DIRECTIONS. The records below must be reproduced exactly, excluding any pictures.

RECORDS FOR THIS EXERCISE.
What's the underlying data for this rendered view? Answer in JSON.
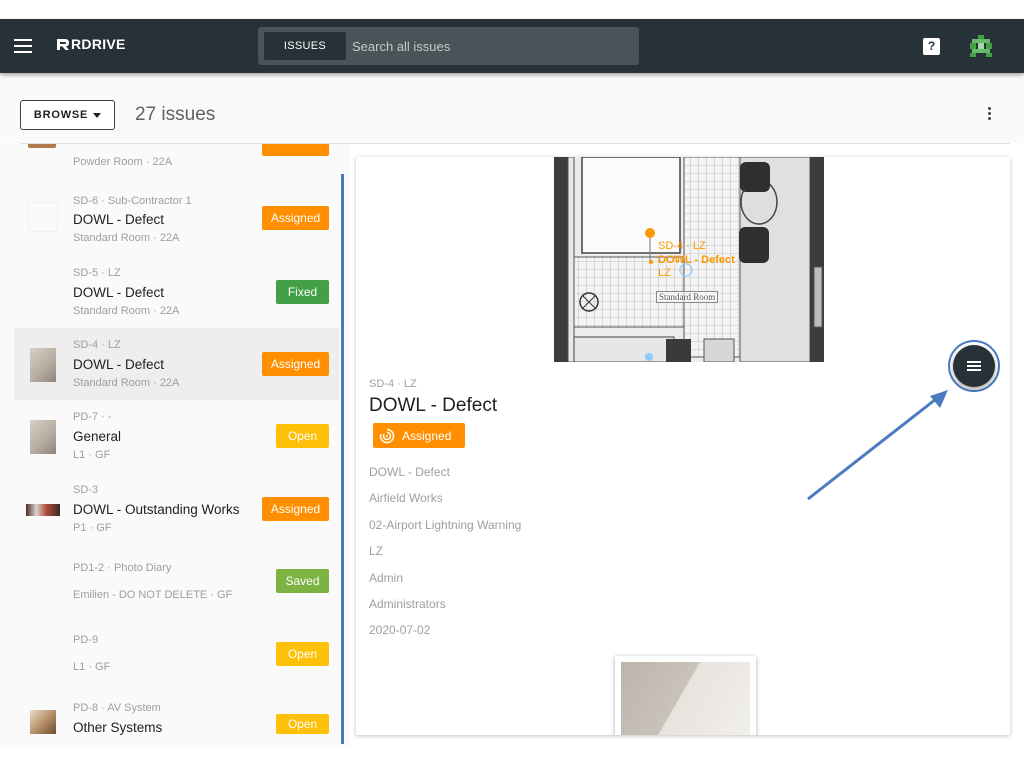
{
  "app": {
    "brand": "RDRIVE"
  },
  "search": {
    "scope_label": "ISSUES",
    "placeholder": "Search all issues"
  },
  "toolbar": {
    "browse_label": "BROWSE",
    "issue_count": "27 issues"
  },
  "issues": [
    {
      "subtitle": "",
      "title": "",
      "location": "Powder Room · 22A",
      "status": "",
      "status_type": "assigned",
      "selected": false
    },
    {
      "subtitle": "SD-6 · Sub-Contractor 1",
      "title": "DOWL - Defect",
      "location": "Standard Room · 22A",
      "status": "Assigned",
      "status_type": "assigned",
      "selected": false
    },
    {
      "subtitle": "SD-5 · LZ",
      "title": "DOWL - Defect",
      "location": "Standard Room · 22A",
      "status": "Fixed",
      "status_type": "fixed",
      "selected": false
    },
    {
      "subtitle": "SD-4 · LZ",
      "title": "DOWL - Defect",
      "location": "Standard Room · 22A",
      "status": "Assigned",
      "status_type": "assigned",
      "selected": true
    },
    {
      "subtitle": "PD-7 · -",
      "title": "General",
      "location": "L1 · GF",
      "status": "Open",
      "status_type": "open",
      "selected": false
    },
    {
      "subtitle": "SD-3",
      "title": "DOWL - Outstanding Works",
      "location": "P1 · GF",
      "status": "Assigned",
      "status_type": "assigned",
      "selected": false
    },
    {
      "subtitle": "PD1-2 · Photo Diary",
      "title": "",
      "location": "Emilien - DO NOT DELETE · GF",
      "status": "Saved",
      "status_type": "saved",
      "selected": false
    },
    {
      "subtitle": "PD-9",
      "title": "",
      "location": "L1 · GF",
      "status": "Open",
      "status_type": "open",
      "selected": false
    },
    {
      "subtitle": "PD-8 · AV System",
      "title": "Other Systems",
      "location": "",
      "status": "Open",
      "status_type": "open",
      "selected": false
    }
  ],
  "detail": {
    "plan_pin_label_1": "SD-4 · LZ",
    "plan_pin_label_2": "DOWL - Defect",
    "plan_pin_label_3": "LZ",
    "plan_room": "Standard Room",
    "subtitle": "SD-4 · LZ",
    "title": "DOWL - Defect",
    "status": "Assigned",
    "fields": [
      "DOWL - Defect",
      "Airfield Works",
      "02-Airport Lightning Warning",
      "LZ",
      "Admin",
      "Administrators",
      "2020-07-02"
    ]
  },
  "colors": {
    "appbar": "#263238",
    "assigned": "#ff8f00",
    "fixed": "#43a047",
    "open": "#ffc107",
    "saved": "#7cb342",
    "annotation": "#4a7ac0"
  },
  "icons": [
    "menu-icon",
    "rdrive-logo-icon",
    "help-icon",
    "user-avatar-icon",
    "dropdown-caret-icon",
    "more-vert-icon",
    "assigned-status-icon",
    "fab-menu-icon"
  ]
}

PROBLEM SOLUTION.
What's the underlying data for this rendered view? Answer in JSON.
{
  "app": {
    "brand": "RDRIVE"
  },
  "search": {
    "scope_label": "ISSUES",
    "placeholder": "Search all issues"
  },
  "toolbar": {
    "browse_label": "BROWSE",
    "issue_count": "27 issues"
  },
  "issues": [
    {
      "subtitle": "",
      "title": "",
      "location": "Powder Room · 22A",
      "status": "",
      "status_type": "assigned",
      "selected": false
    },
    {
      "subtitle": "SD-6 · Sub-Contractor 1",
      "title": "DOWL - Defect",
      "location": "Standard Room · 22A",
      "status": "Assigned",
      "status_type": "assigned",
      "selected": false
    },
    {
      "subtitle": "SD-5 · LZ",
      "title": "DOWL - Defect",
      "location": "Standard Room · 22A",
      "status": "Fixed",
      "status_type": "fixed",
      "selected": false
    },
    {
      "subtitle": "SD-4 · LZ",
      "title": "DOWL - Defect",
      "location": "Standard Room · 22A",
      "status": "Assigned",
      "status_type": "assigned",
      "selected": true
    },
    {
      "subtitle": "PD-7 · -",
      "title": "General",
      "location": "L1 · GF",
      "status": "Open",
      "status_type": "open",
      "selected": false
    },
    {
      "subtitle": "SD-3",
      "title": "DOWL - Outstanding Works",
      "location": "P1 · GF",
      "status": "Assigned",
      "status_type": "assigned",
      "selected": false
    },
    {
      "subtitle": "PD1-2 · Photo Diary",
      "title": "",
      "location": "Emilien - DO NOT DELETE · GF",
      "status": "Saved",
      "status_type": "saved",
      "selected": false
    },
    {
      "subtitle": "PD-9",
      "title": "",
      "location": "L1 · GF",
      "status": "Open",
      "status_type": "open",
      "selected": false
    },
    {
      "subtitle": "PD-8 · AV System",
      "title": "Other Systems",
      "location": "",
      "status": "Open",
      "status_type": "open",
      "selected": false
    }
  ],
  "detail": {
    "plan_pin_label_1": "SD-4 · LZ",
    "plan_pin_label_2": "DOWL - Defect",
    "plan_pin_label_3": "LZ",
    "plan_room": "Standard Room",
    "subtitle": "SD-4 · LZ",
    "title": "DOWL - Defect",
    "status": "Assigned",
    "fields": [
      "DOWL - Defect",
      "Airfield Works",
      "02-Airport Lightning Warning",
      "LZ",
      "Admin",
      "Administrators",
      "2020-07-02"
    ]
  },
  "colors": {
    "appbar": "#263238",
    "assigned": "#ff8f00",
    "fixed": "#43a047",
    "open": "#ffc107",
    "saved": "#7cb342",
    "annotation": "#4a7ac0"
  },
  "icons": [
    "menu-icon",
    "rdrive-logo-icon",
    "help-icon",
    "user-avatar-icon",
    "dropdown-caret-icon",
    "more-vert-icon",
    "assigned-status-icon",
    "fab-menu-icon"
  ]
}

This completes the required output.